Raw data »

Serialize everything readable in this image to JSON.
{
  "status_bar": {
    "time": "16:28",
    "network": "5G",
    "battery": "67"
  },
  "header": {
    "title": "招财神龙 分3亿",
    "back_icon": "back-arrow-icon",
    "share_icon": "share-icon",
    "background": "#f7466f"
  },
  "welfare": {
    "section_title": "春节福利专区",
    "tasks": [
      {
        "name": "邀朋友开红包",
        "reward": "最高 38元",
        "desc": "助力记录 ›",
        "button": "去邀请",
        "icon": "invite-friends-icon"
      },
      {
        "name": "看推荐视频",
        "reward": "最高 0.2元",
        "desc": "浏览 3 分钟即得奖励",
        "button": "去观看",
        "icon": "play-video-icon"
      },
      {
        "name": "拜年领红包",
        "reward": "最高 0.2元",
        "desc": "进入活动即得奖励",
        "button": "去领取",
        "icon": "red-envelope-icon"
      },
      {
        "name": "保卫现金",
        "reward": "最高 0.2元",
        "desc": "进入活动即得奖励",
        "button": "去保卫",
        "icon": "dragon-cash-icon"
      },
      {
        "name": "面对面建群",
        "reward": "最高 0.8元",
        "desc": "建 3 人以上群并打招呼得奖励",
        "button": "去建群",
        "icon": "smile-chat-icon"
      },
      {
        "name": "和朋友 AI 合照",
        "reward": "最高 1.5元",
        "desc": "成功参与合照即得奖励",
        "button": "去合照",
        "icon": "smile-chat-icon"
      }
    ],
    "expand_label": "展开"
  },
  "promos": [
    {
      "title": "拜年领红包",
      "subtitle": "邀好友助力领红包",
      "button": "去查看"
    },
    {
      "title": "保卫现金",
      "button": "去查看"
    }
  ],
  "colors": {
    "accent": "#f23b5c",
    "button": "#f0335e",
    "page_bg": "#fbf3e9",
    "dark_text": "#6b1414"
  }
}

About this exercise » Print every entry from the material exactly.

Exercise solution »
Serialize everything readable in this image to JSON.
{
  "status_bar": {
    "time": "16:28",
    "network": "5G",
    "battery": "67"
  },
  "header": {
    "title": "招财神龙 分3亿",
    "back_icon": "back-arrow-icon",
    "share_icon": "share-icon",
    "background": "#f7466f"
  },
  "welfare": {
    "section_title": "春节福利专区",
    "tasks": [
      {
        "name": "邀朋友开红包",
        "reward": "最高 38元",
        "desc": "助力记录 ›",
        "button": "去邀请",
        "icon": "invite-friends-icon"
      },
      {
        "name": "看推荐视频",
        "reward": "最高 0.2元",
        "desc": "浏览 3 分钟即得奖励",
        "button": "去观看",
        "icon": "play-video-icon"
      },
      {
        "name": "拜年领红包",
        "reward": "最高 0.2元",
        "desc": "进入活动即得奖励",
        "button": "去领取",
        "icon": "red-envelope-icon"
      },
      {
        "name": "保卫现金",
        "reward": "最高 0.2元",
        "desc": "进入活动即得奖励",
        "button": "去保卫",
        "icon": "dragon-cash-icon"
      },
      {
        "name": "面对面建群",
        "reward": "最高 0.8元",
        "desc": "建 3 人以上群并打招呼得奖励",
        "button": "去建群",
        "icon": "smile-chat-icon"
      },
      {
        "name": "和朋友 AI 合照",
        "reward": "最高 1.5元",
        "desc": "成功参与合照即得奖励",
        "button": "去合照",
        "icon": "smile-chat-icon"
      }
    ],
    "expand_label": "展开"
  },
  "promos": [
    {
      "title": "拜年领红包",
      "subtitle": "邀好友助力领红包",
      "button": "去查看"
    },
    {
      "title": "保卫现金",
      "button": "去查看"
    }
  ],
  "colors": {
    "accent": "#f23b5c",
    "button": "#f0335e",
    "page_bg": "#fbf3e9",
    "dark_text": "#6b1414"
  }
}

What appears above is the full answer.